__Data for this exercise__.
+++++

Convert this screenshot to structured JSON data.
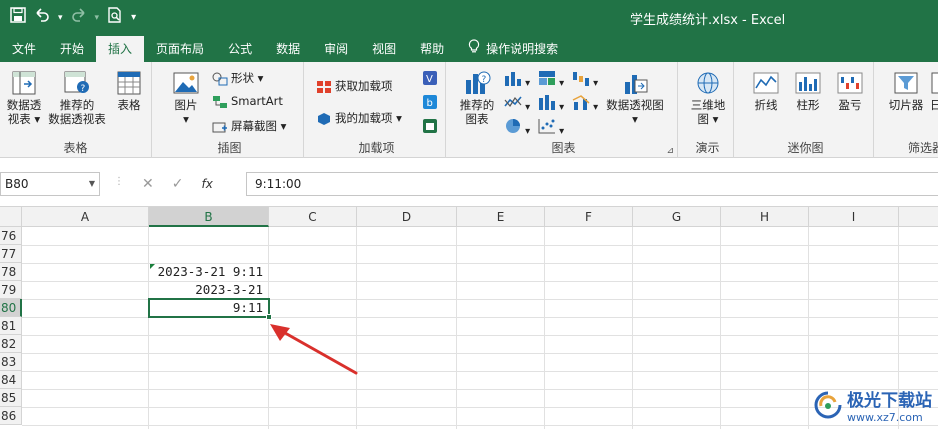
{
  "window": {
    "title": "学生成绩统计.xlsx  -  Excel"
  },
  "quick_access": {
    "icons": [
      "save-icon",
      "undo-icon",
      "redo-icon",
      "print-preview-icon",
      "customize-qat-icon"
    ]
  },
  "tabs": [
    "文件",
    "开始",
    "插入",
    "页面布局",
    "公式",
    "数据",
    "审阅",
    "视图",
    "帮助"
  ],
  "active_tab": "插入",
  "tell_me": "操作说明搜索",
  "ribbon": {
    "tables": {
      "label": "表格",
      "pivot_line1": "数据透",
      "pivot_line2": "视表",
      "recommended_line1": "推荐的",
      "recommended_line2": "数据透视表",
      "table": "表格"
    },
    "illustrations": {
      "label": "插图",
      "pictures": "图片",
      "shapes": "形状",
      "smartart": "SmartArt",
      "screenshot": "屏幕截图"
    },
    "addins": {
      "label": "加载项",
      "get": "获取加载项",
      "my": "我的加载项"
    },
    "charts": {
      "label": "图表",
      "recommended_line1": "推荐的",
      "recommended_line2": "图表",
      "pivotchart": "数据透视图"
    },
    "tours": {
      "label": "演示",
      "map_line1": "三维地",
      "map_line2": "图"
    },
    "sparklines": {
      "label": "迷你图",
      "line": "折线",
      "column": "柱形",
      "winloss": "盈亏"
    },
    "filters": {
      "label": "筛选器",
      "slicer": "切片器",
      "timeline_partial": "日"
    }
  },
  "formula_bar": {
    "name_box": "B80",
    "fx": "fx",
    "content": "9:11:00"
  },
  "columns": [
    "A",
    "B",
    "C",
    "D",
    "E",
    "F",
    "G",
    "H",
    "I"
  ],
  "selected_column": "B",
  "rows": [
    "76",
    "77",
    "78",
    "79",
    "80",
    "81",
    "82",
    "83",
    "84",
    "85",
    "86"
  ],
  "selected_row": "80",
  "cells": {
    "B78": "2023-3-21  9:11",
    "B79": "2023-3-21",
    "B80": "9:11"
  },
  "watermark": {
    "name": "极光下载站",
    "url": "www.xz7.com"
  },
  "colors": {
    "excel_green": "#217346",
    "arrow_red": "#d9302c"
  }
}
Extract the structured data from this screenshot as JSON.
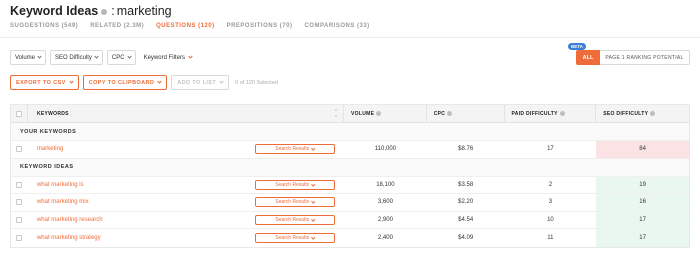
{
  "header": {
    "title": "Keyword Ideas",
    "colon": ":",
    "query": "marketing"
  },
  "tabs": [
    {
      "label": "SUGGESTIONS (549)",
      "active": false
    },
    {
      "label": "RELATED (2.3M)",
      "active": false
    },
    {
      "label": "QUESTIONS (120)",
      "active": true
    },
    {
      "label": "PREPOSITIONS (70)",
      "active": false
    },
    {
      "label": "COMPARISONS (33)",
      "active": false
    }
  ],
  "filters": {
    "volume": "Volume",
    "seo_difficulty": "SEO Difficulty",
    "cpc": "CPC",
    "keyword_filters": "Keyword Filters"
  },
  "toggle": {
    "beta": "BETA",
    "all": "ALL",
    "page1": "PAGE 1 RANKING POTENTIAL"
  },
  "actions": {
    "export_csv": "EXPORT TO CSV",
    "copy_clipboard": "COPY TO CLIPBOARD",
    "add_to_list": "ADD TO LIST",
    "selected": "0 of 120 Selected"
  },
  "table": {
    "columns": {
      "keywords": "KEYWORDS",
      "volume": "VOLUME",
      "cpc": "CPC",
      "paid_difficulty": "PAID DIFFICULTY",
      "seo_difficulty": "SEO DIFFICULTY"
    },
    "search_results_label": "Search Results",
    "your_keywords_label": "YOUR KEYWORDS",
    "keyword_ideas_label": "KEYWORD IDEAS",
    "your_keywords": [
      {
        "keyword": "marketing",
        "volume": "110,000",
        "cpc": "$8.76",
        "paid": "17",
        "seo": "84",
        "seo_level": "hard"
      }
    ],
    "keyword_ideas": [
      {
        "keyword": "what marketing is",
        "volume": "18,100",
        "cpc": "$3.58",
        "paid": "2",
        "seo": "19",
        "seo_level": "easy"
      },
      {
        "keyword": "what marketing mix",
        "volume": "3,600",
        "cpc": "$2.20",
        "paid": "3",
        "seo": "16",
        "seo_level": "easy"
      },
      {
        "keyword": "what marketing research",
        "volume": "2,900",
        "cpc": "$4.54",
        "paid": "10",
        "seo": "17",
        "seo_level": "easy"
      },
      {
        "keyword": "what marketing strategy",
        "volume": "2,400",
        "cpc": "$4.09",
        "paid": "11",
        "seo": "17",
        "seo_level": "easy"
      }
    ]
  },
  "colors": {
    "accent": "#ef6c3a",
    "beta": "#3d7fd6",
    "seo_hard": "#fbe3e5",
    "seo_easy": "#e9f7ef"
  }
}
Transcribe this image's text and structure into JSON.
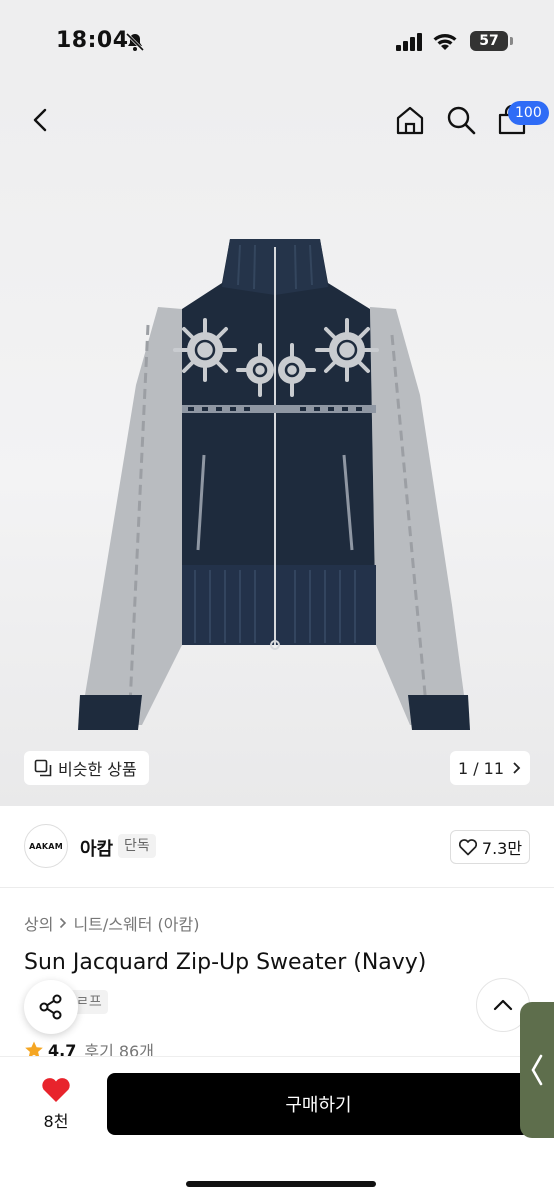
{
  "status_bar": {
    "time": "18:04",
    "battery": "57"
  },
  "header": {
    "cart_badge": "100"
  },
  "gallery": {
    "similar_label": "비슷한 상품",
    "page": "1 / 11"
  },
  "brand": {
    "logo_text": "AAKAM",
    "name": "아캄",
    "tag": "단독",
    "likes": "7.3만"
  },
  "product": {
    "breadcrumb": [
      "상의",
      "니트/스웨터 (아캄)"
    ],
    "title": "Sun Jacquard Zip-Up Sweater (Navy)",
    "partial_tag": "ㄹ프",
    "rating": "4.7",
    "reviews": "후기 86개"
  },
  "bottom": {
    "wish_count": "8천",
    "buy_label": "구매하기"
  },
  "colors": {
    "accent": "#2f6cf6",
    "heart": "#e8242c",
    "sweater_navy": "#1e2b3d",
    "sleeve_grey": "#b9bcc0",
    "edge_tab": "#5e6e4c"
  }
}
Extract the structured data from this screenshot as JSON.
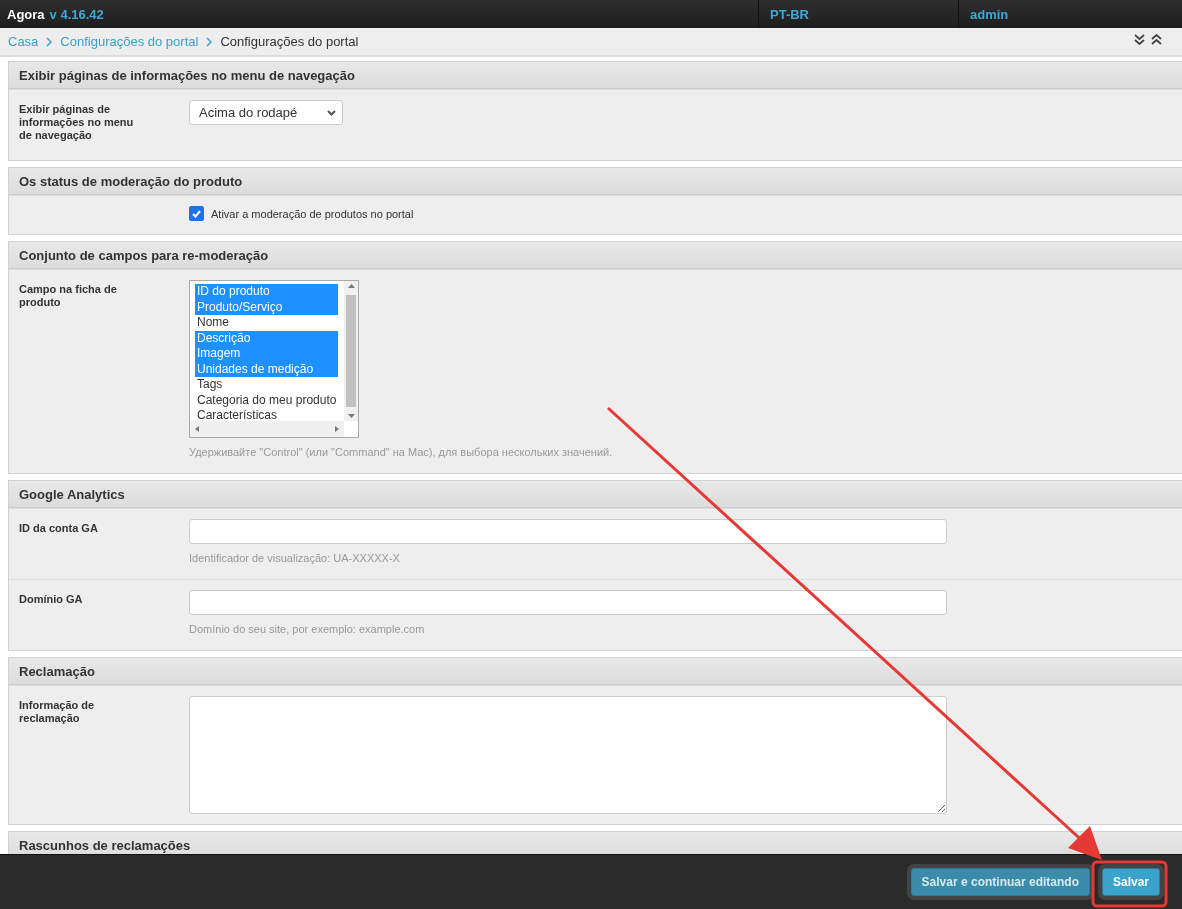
{
  "topbar": {
    "brand": "Agora",
    "version": "v 4.16.42",
    "language": "PT-BR",
    "user": "admin"
  },
  "breadcrumb": [
    {
      "label": "Casa",
      "link": true
    },
    {
      "label": "Configurações do portal",
      "link": true
    },
    {
      "label": "Configurações do portal",
      "link": false
    }
  ],
  "sections": [
    {
      "kind": "select",
      "title": "Exibir páginas de informações no menu de navegação",
      "label": "Exibir páginas de informações no menu de navegação",
      "value": "Acima do rodapé"
    },
    {
      "kind": "checkbox",
      "title": "Os status de moderação do produto",
      "label": "Ativar a moderação de produtos no portal",
      "checked": true
    },
    {
      "kind": "multiselect",
      "title": "Conjunto de campos para re-moderação",
      "label": "Campo na ficha de produto",
      "help": "Удерживайте \"Control\" (или \"Command\" на Mac), для выбора нескольких значений.",
      "options": [
        {
          "label": "ID do produto",
          "selected": true
        },
        {
          "label": "Produto/Serviço",
          "selected": true
        },
        {
          "label": "Nome",
          "selected": false
        },
        {
          "label": "Descrição",
          "selected": true
        },
        {
          "label": "Imagem",
          "selected": true
        },
        {
          "label": "Unidades de medição",
          "selected": true
        },
        {
          "label": "Tags",
          "selected": false
        },
        {
          "label": "Categoria do meu produto",
          "selected": false
        },
        {
          "label": "Características",
          "selected": false
        }
      ]
    },
    {
      "kind": "fields",
      "title": "Google Analytics",
      "fields": [
        {
          "label": "ID da conta GA",
          "help": "Identificador de visualização: UA-XXXXX-X"
        },
        {
          "label": "Domínio GA",
          "help": "Domínio do seu site, por exemplo: example.com"
        }
      ]
    },
    {
      "kind": "textarea",
      "title": "Reclamação",
      "label": "Informação de reclamação"
    },
    {
      "kind": "collapsed",
      "title": "Rascunhos de reclamações"
    }
  ],
  "footer": {
    "buttons": [
      {
        "label": "Salvar e continuar editando",
        "highlighted": false
      },
      {
        "label": "Salvar",
        "highlighted": true
      }
    ]
  }
}
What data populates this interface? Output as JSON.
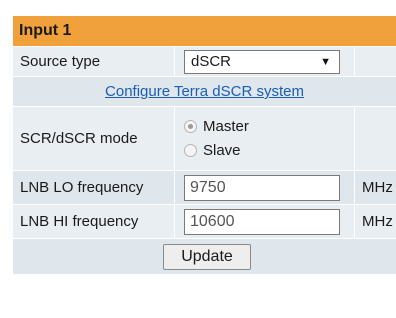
{
  "panel": {
    "title": "Input 1"
  },
  "source_type": {
    "label": "Source type",
    "selected": "dSCR",
    "arrow": "▼"
  },
  "configure_link": "Configure Terra dSCR system",
  "scr_mode": {
    "label": "SCR/dSCR mode",
    "options": [
      "Master",
      "Slave"
    ],
    "selected": "Master"
  },
  "lnb_lo": {
    "label": "LNB LO frequency",
    "value": "9750",
    "unit": "MHz"
  },
  "lnb_hi": {
    "label": "LNB HI frequency",
    "value": "10600",
    "unit": "MHz"
  },
  "update_button": "Update",
  "colors": {
    "header": "#f0a13c",
    "row": "#e9eef2",
    "link": "#1a5fb4"
  }
}
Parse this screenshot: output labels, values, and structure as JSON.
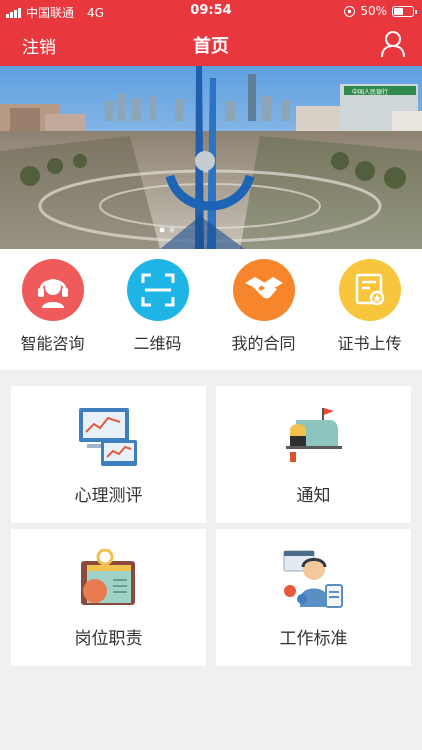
{
  "status_bar": {
    "carrier": "中国联通",
    "network": "4G",
    "time": "09:54",
    "battery": "50%",
    "battery_level": 0.5
  },
  "header": {
    "logout_label": "注销",
    "title": "首页",
    "user_icon": "user-icon"
  },
  "banner": {
    "building_sign": "中国人民银行"
  },
  "quick_actions": [
    {
      "label": "智能咨询",
      "icon": "headset-support-icon",
      "color": "#ef5a5a"
    },
    {
      "label": "二维码",
      "icon": "qr-scan-icon",
      "color": "#1fb4e6"
    },
    {
      "label": "我的合同",
      "icon": "handshake-icon",
      "color": "#f7852b"
    },
    {
      "label": "证书上传",
      "icon": "certificate-icon",
      "color": "#f8c63c"
    }
  ],
  "cards": [
    {
      "label": "心理测评",
      "icon": "monitor-chart-icon"
    },
    {
      "label": "通知",
      "icon": "mailbox-icon"
    },
    {
      "label": "岗位职责",
      "icon": "clipboard-badge-icon"
    },
    {
      "label": "工作标准",
      "icon": "support-agent-icon"
    }
  ],
  "colors": {
    "brand_red": "#e8383d",
    "page_bg": "#f0f0f0"
  }
}
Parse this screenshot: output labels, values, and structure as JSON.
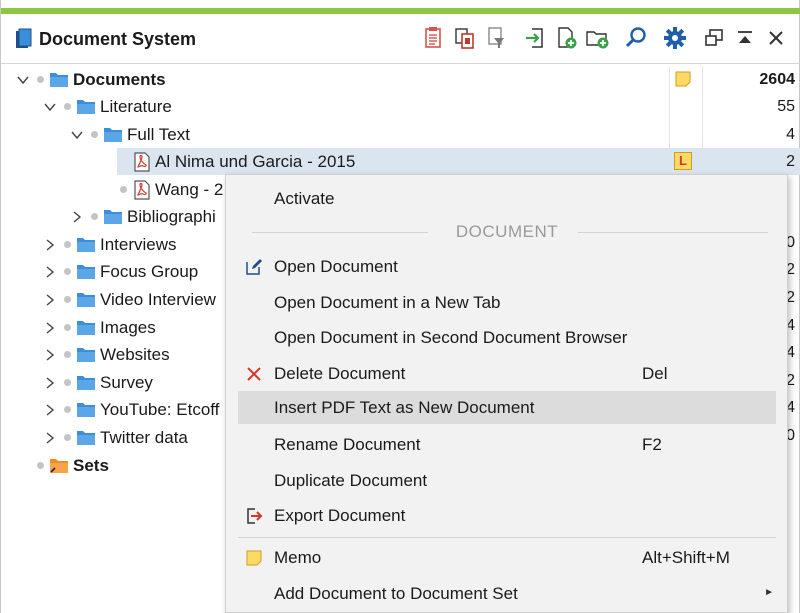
{
  "window": {
    "title": "Document System",
    "accent_color": "#8dc63f"
  },
  "toolbar": [
    {
      "name": "retrieve-documents-icon",
      "color": "#d9534f"
    },
    {
      "name": "copy-documents-icon",
      "color": "#c0392b"
    },
    {
      "name": "filter-icon",
      "color": "#555555"
    },
    {
      "name": "import-documents-icon",
      "color": "#3aa34a"
    },
    {
      "name": "new-document-icon",
      "color": "#3aa34a"
    },
    {
      "name": "new-document-group-icon",
      "color": "#3aa34a"
    },
    {
      "name": "search-icon",
      "color": "#1f5fa8"
    },
    {
      "name": "settings-gear-icon",
      "color": "#1f5fa8"
    },
    {
      "name": "undock-window-icon",
      "color": "#333333"
    },
    {
      "name": "collapse-window-icon",
      "color": "#333333"
    },
    {
      "name": "close-icon",
      "color": "#333333"
    }
  ],
  "tree": {
    "root": {
      "label": "Documents",
      "count": "2604"
    },
    "literature": {
      "label": "Literature",
      "count": "55"
    },
    "fulltext": {
      "label": "Full Text",
      "count": "4"
    },
    "doc1": {
      "label": "Al Nima und Garcia - 2015",
      "count": "2",
      "badge": "L"
    },
    "doc2": {
      "label": "Wang - 2"
    },
    "bibliographic": {
      "label": "Bibliographi"
    },
    "groups": [
      {
        "label": "Interviews",
        "count": "0"
      },
      {
        "label": "Focus Group",
        "count": "2"
      },
      {
        "label": "Video Interview",
        "count": "2"
      },
      {
        "label": "Images",
        "count": "4"
      },
      {
        "label": "Websites",
        "count": "4"
      },
      {
        "label": "Survey",
        "count": "2"
      },
      {
        "label": "YouTube: Etcoff",
        "count": "4"
      },
      {
        "label": "Twitter data",
        "count": "0"
      }
    ],
    "sets": {
      "label": "Sets"
    }
  },
  "context_menu": {
    "activate": "Activate",
    "section_label": "DOCUMENT",
    "items": [
      {
        "label": "Open Document",
        "shortcut": "",
        "icon": "edit-pencil-icon"
      },
      {
        "label": "Open Document in a New Tab",
        "shortcut": ""
      },
      {
        "label": "Open Document in Second Document Browser",
        "shortcut": ""
      },
      {
        "label": "Delete Document",
        "shortcut": "Del",
        "icon": "delete-x-icon"
      },
      {
        "label": "Insert PDF Text as New Document",
        "shortcut": "",
        "highlighted": true
      },
      {
        "label": "Rename Document",
        "shortcut": "F2"
      },
      {
        "label": "Duplicate Document",
        "shortcut": ""
      },
      {
        "label": "Export Document",
        "shortcut": "",
        "icon": "export-icon"
      }
    ],
    "memo": {
      "label": "Memo",
      "shortcut": "Alt+Shift+M",
      "icon": "memo-icon"
    },
    "add_to_set": {
      "label": "Add Document to Document Set"
    }
  },
  "colors": {
    "folder_blue": "#3b8fd9",
    "folder_orange": "#f08c28",
    "selection": "#dbe5ef",
    "memo_yellow": "#ffd966",
    "delete_red": "#d9362b"
  }
}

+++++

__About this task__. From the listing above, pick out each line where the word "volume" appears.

__Answer for this exercise__.
    "volume": "Volume",
      "volume": "VOLUME",
        "volume": "110,000",
        "volume": "18,100",
        "volume": "3,600",
        "volume": "2,900",
        "volume": "2,400",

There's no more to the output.